But it also undermines the notion that conservatism’s racism problem stems from infiltration by a few bad eggs. On the contrary, it’s been apparent since the Nixon administration that the Republican Party would collapse without support from racists. Perhaps such a demise is Douthat and Carney’s unstated goal. In any case, the GOP hasn’t been able to convince most voters that corporate welfare, reduced protections for marginalized people, and diminished health-care options for all but the most financially secure are good things on their own terms, without using racism to sweeten the deal. This wouldn’t matter if conservatism was a fringe ideology. But the writers’ portrayal of their movement as one victimized by unfair smears and mischaracterization belies its status as the most powerful political movement in America today, and that conservatives control most of the country’s most powerful political institutions.

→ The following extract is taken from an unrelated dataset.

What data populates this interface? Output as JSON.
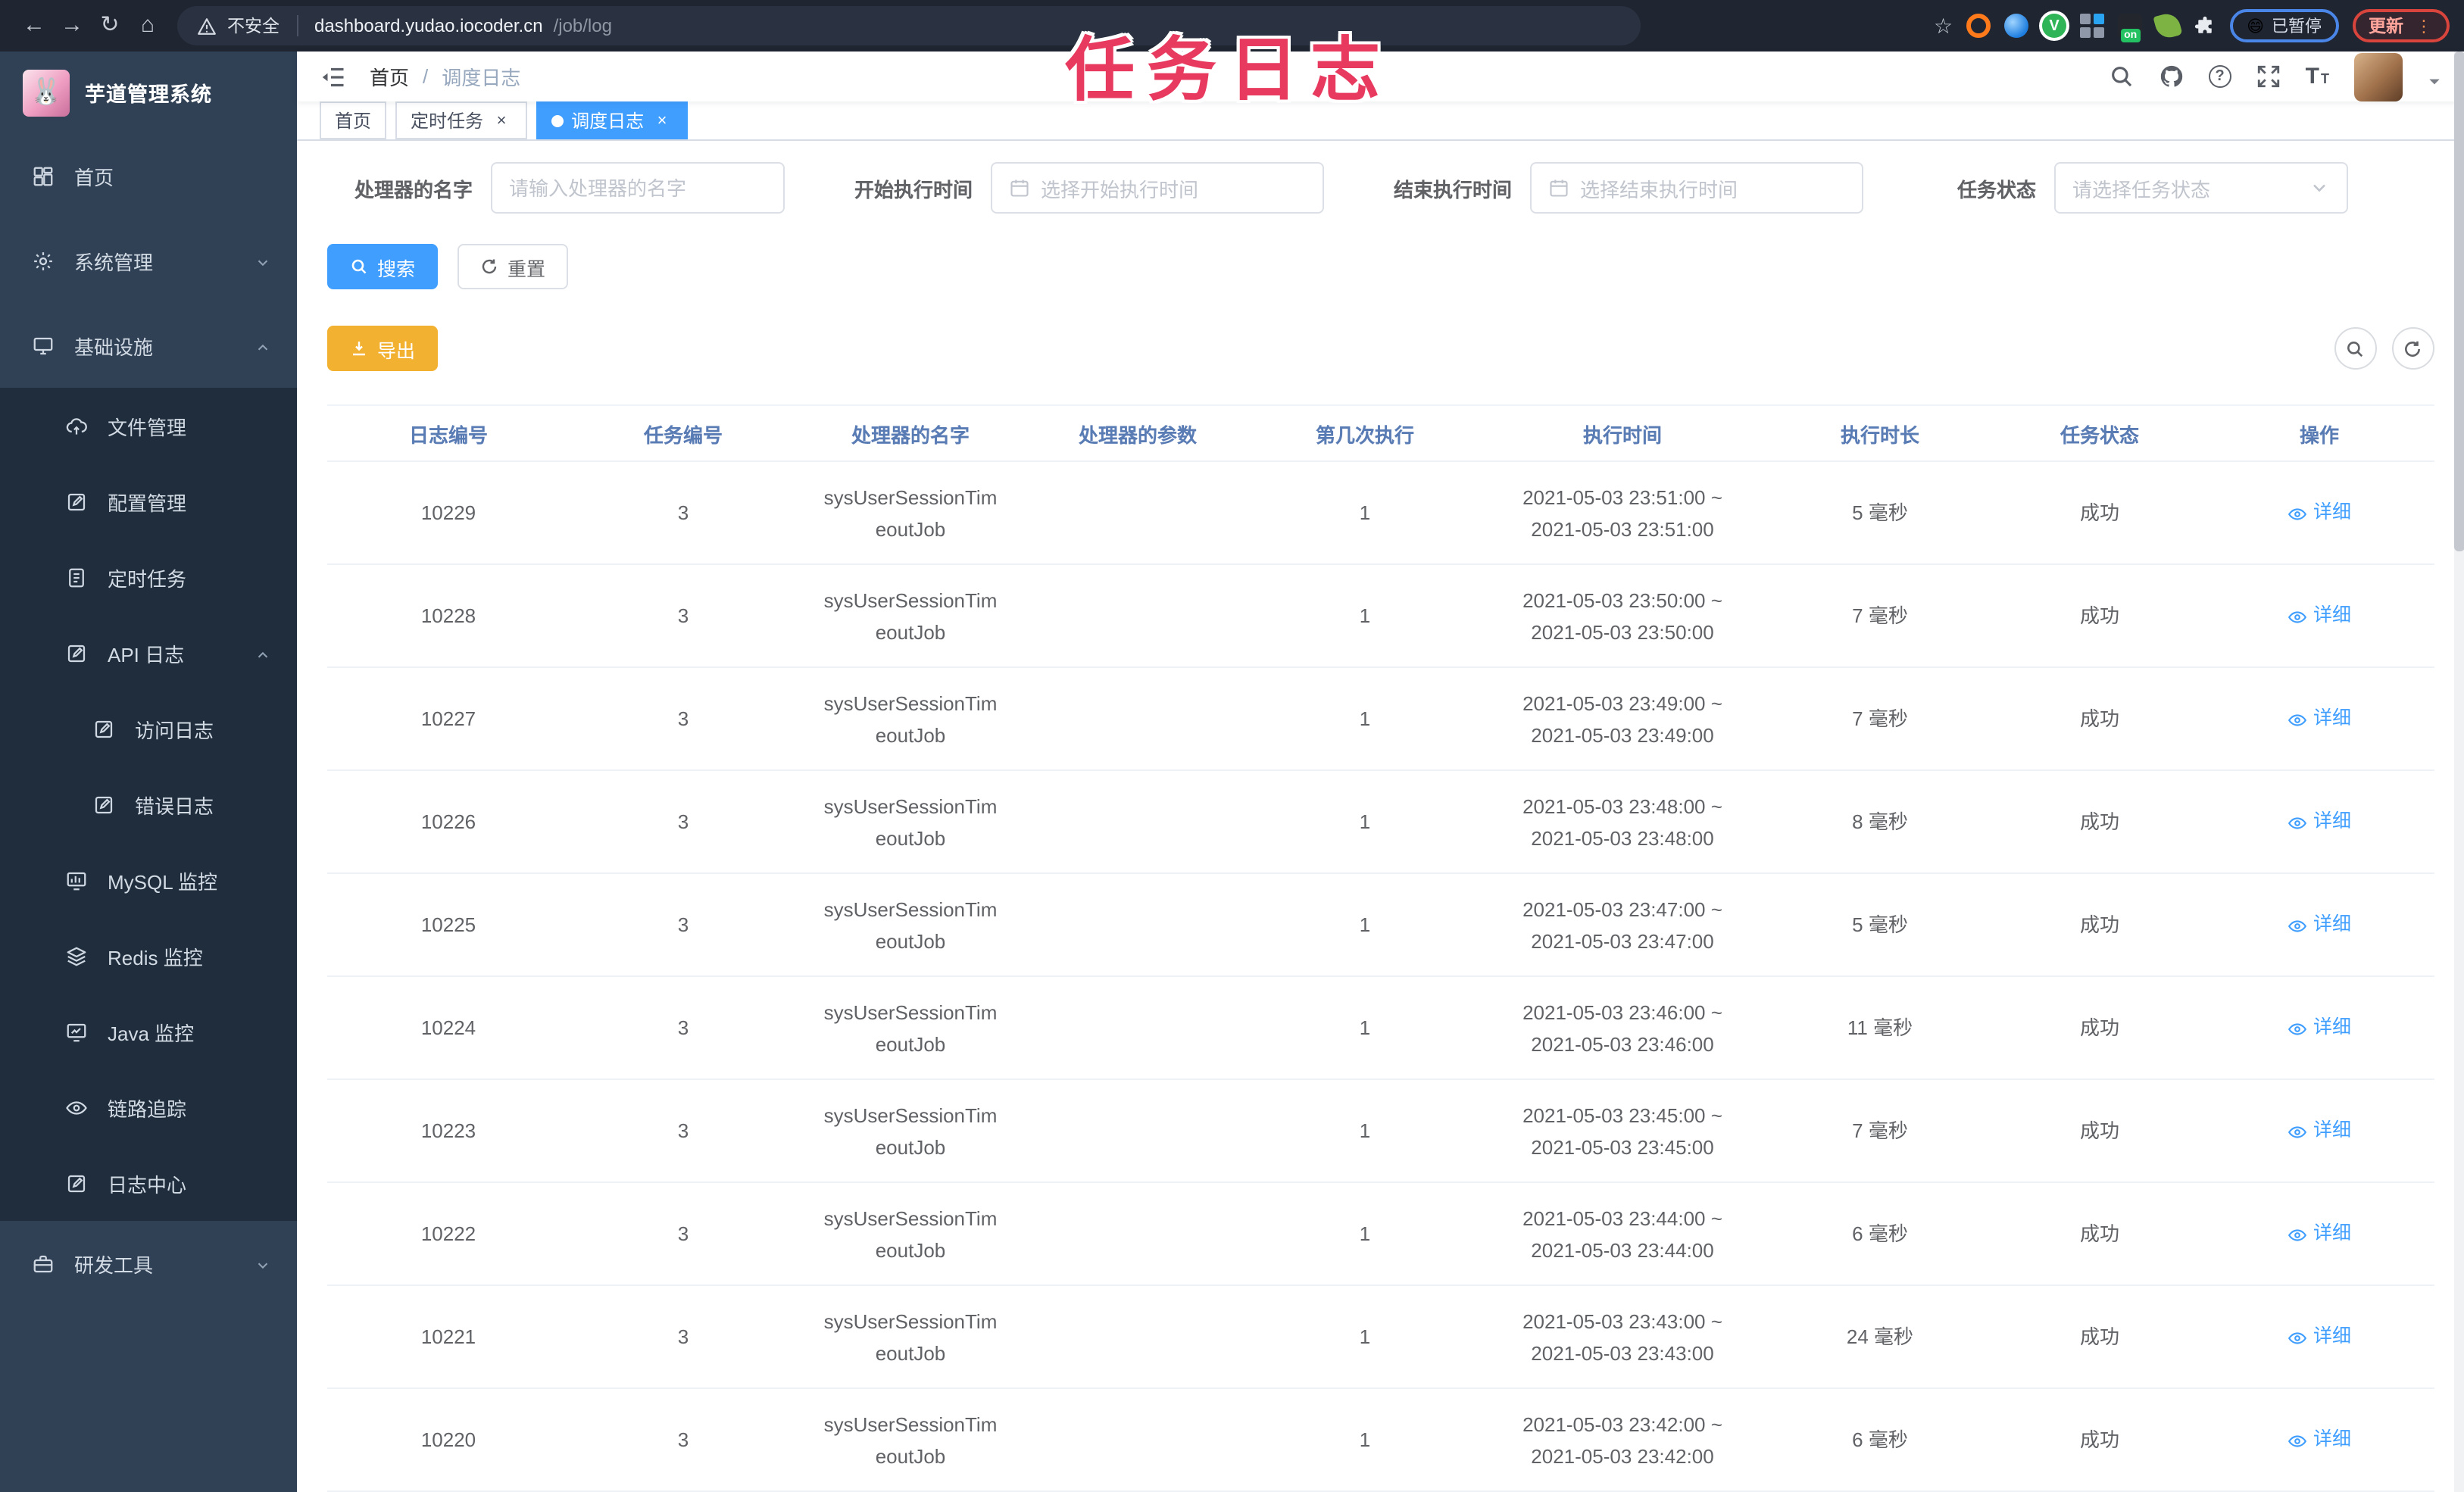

As a result, the implementation of conservative policies means that migrant children are dying in cages, black voters are being purged from voter rolls by the thousands, Native lands are being plundered for oil infrastructure, and black mothers are losing their lives and babies because adequate health care is out of reach. It’s unlikely that many of them are moved by the gradual awakening of some conservatives to what they’ve known all along, or by Douthat and Carney’s insistence that a more benign conservatism, of which they’ve personally seen no evidence, exists. The mid-century black exodus from the GOP was no fluke or paranoid manifestation. It was a response to sustained antagonism toward their rights by Republicans. Rectifying this history will be a long and arduous task, as Carney acknowledges. But it starts with convincing everyday conservatives that it’s a worthwhile pursuit. It will mean convincing majorities of Republican-leaning voters — most of whom currently deny racism’s role in shaping society outright — that focusing on bigotry and its eradication is now a productive use of their time. But perhaps most important, it means reckoning with the fact that the movement’s racism problem is not the result of a hijacking or a coup, but of popular will. There are no innocents among today’s Republicans. There’s only the ugliness they’ve unleashed, and whether they’ve the courage to risk political ruin in order to eradicate it.